The situation is complicated further by the fact that Serbia has applied for EU membership. Senior figures in Belgrade have insisted they will not make any concessions on Kosovo in order to enter the Union. “Serbia will never trade Kosovo for speedier accession to the EU, and these things are not negotiable,” Foreign Minister Vuk Jeremic has said.

Serbia’s presidential poll is expected to be a close race between the incumbent Boris Tadic and his hardline nationalist rival Tomislav Nikolic.

Tadic has described the election as “a referendum for or against Serbia in Europe.” His supporters are hoping that the EU will give a boost to his campaign by signing an accord deepening the political and economic ties between Brussels and Belgrade next week.

Yet some EU countries, most notably the Netherlands, are opposed to signing that stabilisation and association agreement because Belgrade has not handed over one of Europe’s most wanted men to the international war crimes tribunal in The Hague. Belgrade claims it does not know the whereabouts of Ratko Mladic, the general accused of orchestrating the infamous 1995 massacre at Srebrenica in Bosnia in which many Muslims were killed.

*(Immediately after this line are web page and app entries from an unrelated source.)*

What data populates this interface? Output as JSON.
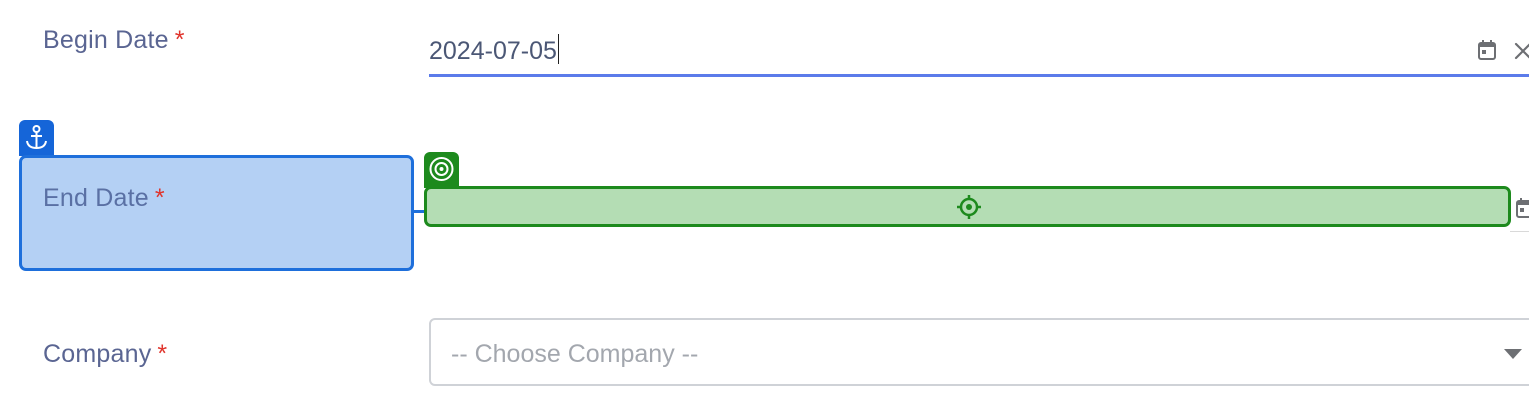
{
  "form": {
    "begin_date": {
      "label": "Begin Date",
      "required_mark": "*",
      "value": "2024-07-05"
    },
    "end_date": {
      "label": "End Date",
      "required_mark": "*",
      "value": ""
    },
    "company": {
      "label": "Company",
      "required_mark": "*",
      "placeholder": "-- Choose Company --"
    }
  },
  "icons": {
    "calendar": "calendar-icon",
    "clear": "close-icon",
    "anchor": "anchor-icon",
    "target": "target-icon",
    "crosshair": "crosshair-icon",
    "dropdown": "caret-down-icon"
  },
  "colors": {
    "label": "#5a6592",
    "required": "#e0342c",
    "focus_underline": "#5b7bea",
    "anchor_highlight": "#1e6fdb",
    "target_highlight": "#1d8a1d"
  }
}
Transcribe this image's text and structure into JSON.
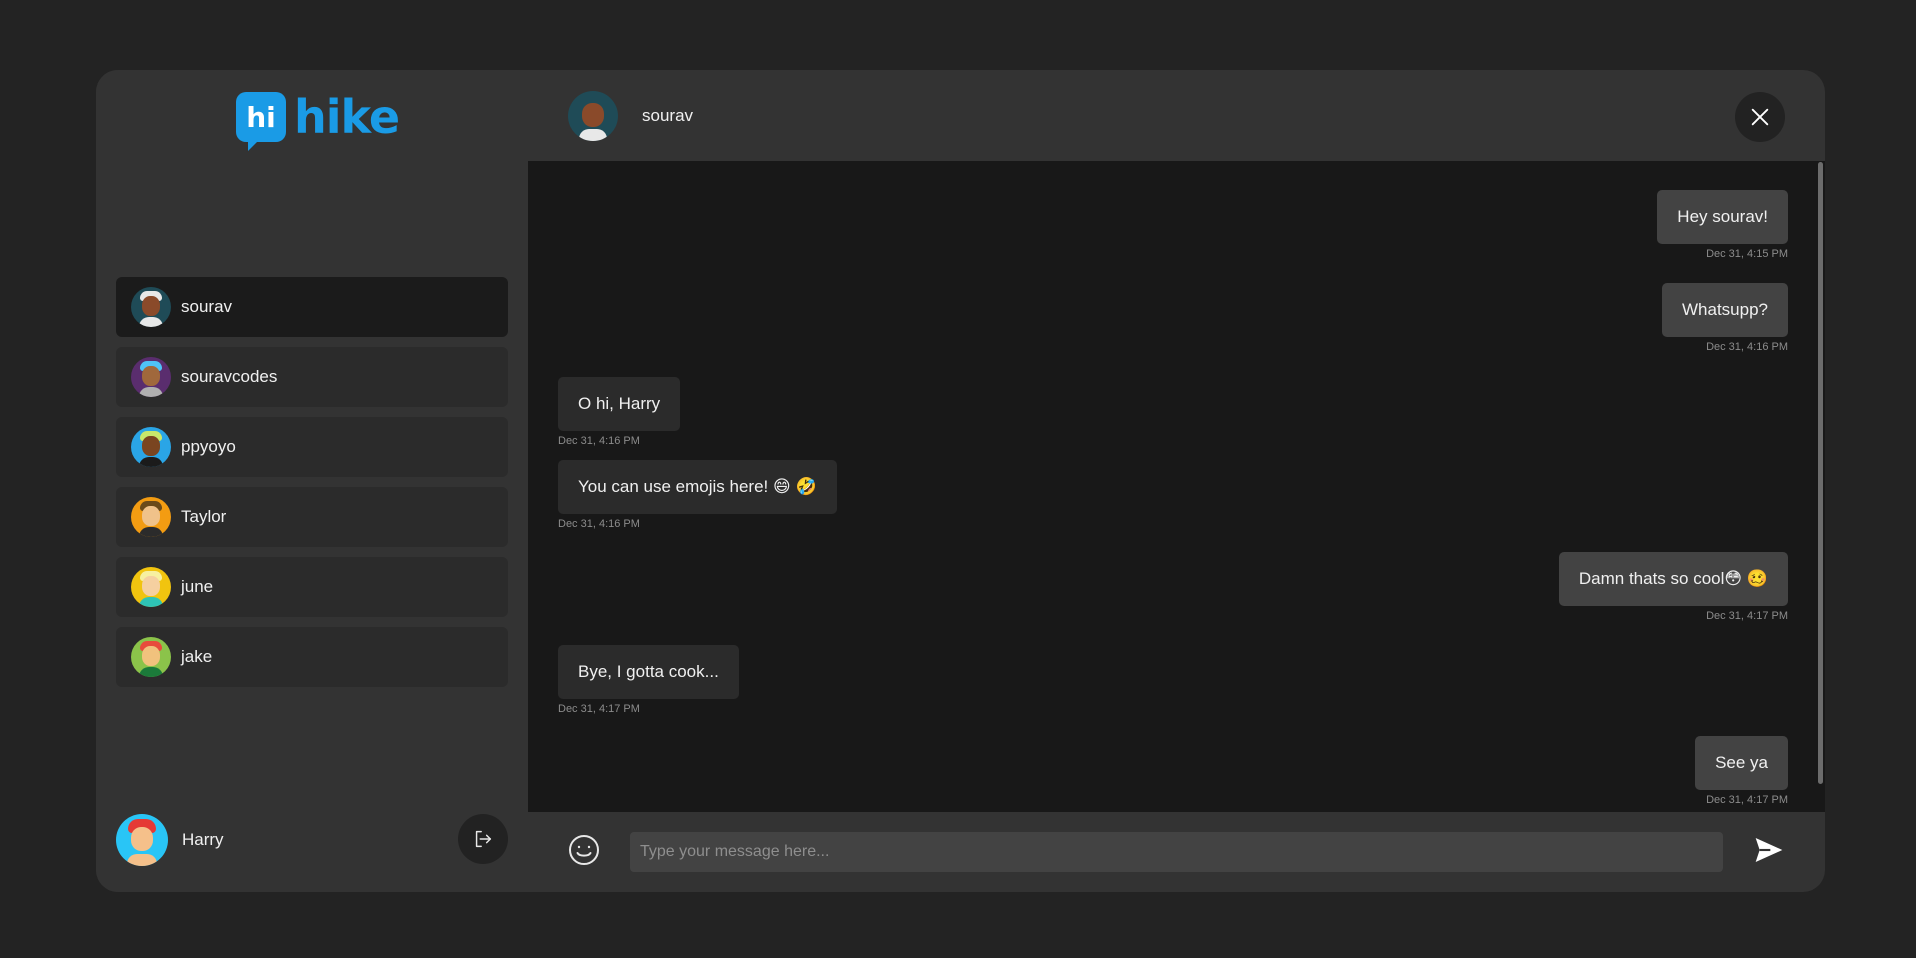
{
  "brand": {
    "logo_badge": "hi",
    "logo_text": "hike",
    "color": "#1a9be6"
  },
  "contacts": [
    {
      "name": "sourav",
      "active": true
    },
    {
      "name": "souravcodes",
      "active": false
    },
    {
      "name": "ppyoyo",
      "active": false
    },
    {
      "name": "Taylor",
      "active": false
    },
    {
      "name": "june",
      "active": false
    },
    {
      "name": "jake",
      "active": false
    }
  ],
  "current_user": {
    "name": "Harry"
  },
  "chat": {
    "contact_name": "sourav",
    "messages": [
      {
        "direction": "out",
        "text": "Hey sourav!",
        "time": "Dec 31, 4:15 PM"
      },
      {
        "direction": "out",
        "text": "Whatsupp?",
        "time": "Dec 31, 4:16 PM"
      },
      {
        "direction": "in",
        "text": "O hi, Harry",
        "time": "Dec 31, 4:16 PM"
      },
      {
        "direction": "in",
        "text": "You can use emojis here! 😄 🤣",
        "time": "Dec 31, 4:16 PM"
      },
      {
        "direction": "out",
        "text": "Damn thats so cool😳 🥴",
        "time": "Dec 31, 4:17 PM"
      },
      {
        "direction": "in",
        "text": "Bye, I gotta cook...",
        "time": "Dec 31, 4:17 PM"
      },
      {
        "direction": "out",
        "text": "See ya",
        "time": "Dec 31, 4:17 PM"
      }
    ]
  },
  "composer": {
    "placeholder": "Type your message here...",
    "value": ""
  },
  "colors": {
    "page_bg": "#232323",
    "panel_bg": "#333333",
    "chat_bg": "#181818",
    "bubble_out": "#434343",
    "bubble_in": "#2b2b2b"
  }
}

“We would recommend that the EU should be extremely careful in not trying to shape the outcome of the Serbian election because there could be a backlash,” said Alain Délétroz from the International Crisis Group, which campaigns on conflict prevention issues.

It is crucial, he argued, that the EU insists on full cooperation with The Hague tribunal before it rewards Serbia. “Whenever the EU has lowered its standards with Serbia it has never ended up reinforcing democratic forces,” he said. (END/2008)

Source: IPS